2-300 e-mails, daily flow of incoming projects and production. We work on about 300 products a year on the service side of our business. I review every proposal and invoice, as well as many details of production. We brainstorm new ideas and review invention projects almost daily and try to stay on top of what’s happening in the industry - including brands, opportunities, tech and trends. I travel often. I look forward every day to working with our amazing team and our clients and partners.
WHAT INSPIRES YOU?
Love, laughter, intelligence, creativity. The natural joy, wonder and innocence of small children. Life inspires me. People inspire me. Music, comedy, new ideas, anyone sharing a passion, smiles. Nature inspires me. Travel. I’m a cheap date for being inspired.
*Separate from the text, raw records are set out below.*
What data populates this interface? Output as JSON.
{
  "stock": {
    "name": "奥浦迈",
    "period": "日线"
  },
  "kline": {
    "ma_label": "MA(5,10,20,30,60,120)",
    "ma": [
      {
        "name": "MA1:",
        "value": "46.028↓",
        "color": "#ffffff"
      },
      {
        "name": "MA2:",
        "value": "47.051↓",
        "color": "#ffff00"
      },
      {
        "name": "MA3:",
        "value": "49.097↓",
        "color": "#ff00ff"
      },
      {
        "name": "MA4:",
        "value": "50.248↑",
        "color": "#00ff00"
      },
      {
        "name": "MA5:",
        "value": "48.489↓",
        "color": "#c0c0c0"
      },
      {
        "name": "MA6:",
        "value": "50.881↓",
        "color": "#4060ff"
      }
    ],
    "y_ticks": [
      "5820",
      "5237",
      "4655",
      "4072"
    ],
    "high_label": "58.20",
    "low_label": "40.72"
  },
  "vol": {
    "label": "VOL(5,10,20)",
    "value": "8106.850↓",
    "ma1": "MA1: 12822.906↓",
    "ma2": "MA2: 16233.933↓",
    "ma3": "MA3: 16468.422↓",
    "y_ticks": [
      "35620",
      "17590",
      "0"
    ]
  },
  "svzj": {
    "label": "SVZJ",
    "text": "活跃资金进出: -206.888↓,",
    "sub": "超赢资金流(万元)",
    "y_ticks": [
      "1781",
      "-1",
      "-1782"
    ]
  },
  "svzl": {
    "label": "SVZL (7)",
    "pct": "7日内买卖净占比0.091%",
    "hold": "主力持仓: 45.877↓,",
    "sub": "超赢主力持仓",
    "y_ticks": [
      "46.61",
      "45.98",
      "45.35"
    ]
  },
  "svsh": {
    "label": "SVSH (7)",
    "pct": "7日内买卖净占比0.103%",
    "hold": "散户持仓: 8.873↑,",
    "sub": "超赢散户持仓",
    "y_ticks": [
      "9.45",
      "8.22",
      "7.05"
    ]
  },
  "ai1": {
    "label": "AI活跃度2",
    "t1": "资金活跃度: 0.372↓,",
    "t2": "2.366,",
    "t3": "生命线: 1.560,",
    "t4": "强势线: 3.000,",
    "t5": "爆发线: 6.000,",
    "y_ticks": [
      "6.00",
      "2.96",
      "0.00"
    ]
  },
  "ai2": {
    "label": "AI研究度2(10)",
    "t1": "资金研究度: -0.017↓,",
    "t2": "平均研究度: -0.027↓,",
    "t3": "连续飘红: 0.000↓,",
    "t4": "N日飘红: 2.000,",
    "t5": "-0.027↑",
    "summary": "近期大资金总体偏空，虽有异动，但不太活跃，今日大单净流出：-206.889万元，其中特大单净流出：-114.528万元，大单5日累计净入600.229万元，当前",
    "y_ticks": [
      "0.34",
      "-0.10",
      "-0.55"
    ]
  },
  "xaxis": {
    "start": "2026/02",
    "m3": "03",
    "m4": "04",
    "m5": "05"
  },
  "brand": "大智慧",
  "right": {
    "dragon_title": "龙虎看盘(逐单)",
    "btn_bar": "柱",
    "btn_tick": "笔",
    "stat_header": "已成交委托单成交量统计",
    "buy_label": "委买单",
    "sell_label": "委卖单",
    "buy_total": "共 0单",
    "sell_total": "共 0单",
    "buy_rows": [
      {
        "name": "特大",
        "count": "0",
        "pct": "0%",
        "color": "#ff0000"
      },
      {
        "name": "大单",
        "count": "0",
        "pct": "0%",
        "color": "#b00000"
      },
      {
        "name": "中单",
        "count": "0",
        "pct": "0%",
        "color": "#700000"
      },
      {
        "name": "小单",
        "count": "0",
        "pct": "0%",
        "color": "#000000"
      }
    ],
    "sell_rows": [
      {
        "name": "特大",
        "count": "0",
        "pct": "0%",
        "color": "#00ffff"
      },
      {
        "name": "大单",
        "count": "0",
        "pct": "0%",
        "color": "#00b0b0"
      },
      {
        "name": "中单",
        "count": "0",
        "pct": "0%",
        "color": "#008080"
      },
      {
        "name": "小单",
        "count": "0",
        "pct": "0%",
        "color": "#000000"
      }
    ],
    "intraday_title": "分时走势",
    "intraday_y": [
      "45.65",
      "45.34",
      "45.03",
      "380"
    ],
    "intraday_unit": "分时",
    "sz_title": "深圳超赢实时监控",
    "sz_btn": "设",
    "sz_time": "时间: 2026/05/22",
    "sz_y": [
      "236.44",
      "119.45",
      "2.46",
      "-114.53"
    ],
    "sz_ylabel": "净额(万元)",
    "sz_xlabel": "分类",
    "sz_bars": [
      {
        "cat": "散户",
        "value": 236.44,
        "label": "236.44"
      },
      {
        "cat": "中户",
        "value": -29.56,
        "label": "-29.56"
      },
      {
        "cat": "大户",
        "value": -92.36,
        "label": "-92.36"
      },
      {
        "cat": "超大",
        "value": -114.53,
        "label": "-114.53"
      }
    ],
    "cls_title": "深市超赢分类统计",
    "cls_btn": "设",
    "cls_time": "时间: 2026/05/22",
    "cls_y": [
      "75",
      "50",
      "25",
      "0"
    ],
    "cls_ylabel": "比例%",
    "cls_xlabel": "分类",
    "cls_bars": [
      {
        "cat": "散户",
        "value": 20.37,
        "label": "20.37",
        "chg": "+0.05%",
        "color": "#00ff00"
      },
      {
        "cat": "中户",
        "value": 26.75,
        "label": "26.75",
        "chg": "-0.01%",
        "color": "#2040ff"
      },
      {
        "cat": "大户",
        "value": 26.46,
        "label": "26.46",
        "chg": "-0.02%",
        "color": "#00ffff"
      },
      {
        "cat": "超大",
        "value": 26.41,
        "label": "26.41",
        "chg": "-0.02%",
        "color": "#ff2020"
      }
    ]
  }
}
I cry at the “triumph scene” in every movie (but work hard to hide it).
WHERE DID YOU GROW UP AND HOW DID THAT INFLUENCE WHO YOU ARE TODAY?
I grew up? Are you sure? I was born and lived in Caracas, Venezuela until I was 7, on a farm in New Hampshire until I was 10, and then in Nassau in the Bahamas. My three brothers and I played like crazy, endangering our lives pretty much daily. I had a great childhood, which influenced me in several ways. I grew up comfortable with freedom, risk and responsibility. Because most of my childhood was spent overseas in Venezuela and the Bahamas, I have always been used to diversity – in culture, language, race and geography. The contrast with childhood in our society today is notable at two extremes. On the one hand, tremendous freedom – roaming for miles even when very young, the “be home for supper” type thing, and at the same time very strict discipline and high expectations – spanking, grounding, nothing less than an A, shoes shined, bed made all that stuff of that era.
WHAT IS ONE MISTAKE YOU’VE MADE, AND WHAT DID YOU LEARN FROM IT?
I have made countless mistakes! I’m a mistake machine. I make them every day. The most important lesson was learning to be OK with making mistakes, accept them as part of growth and innovation, focus on the learning opportunity, keep getting better.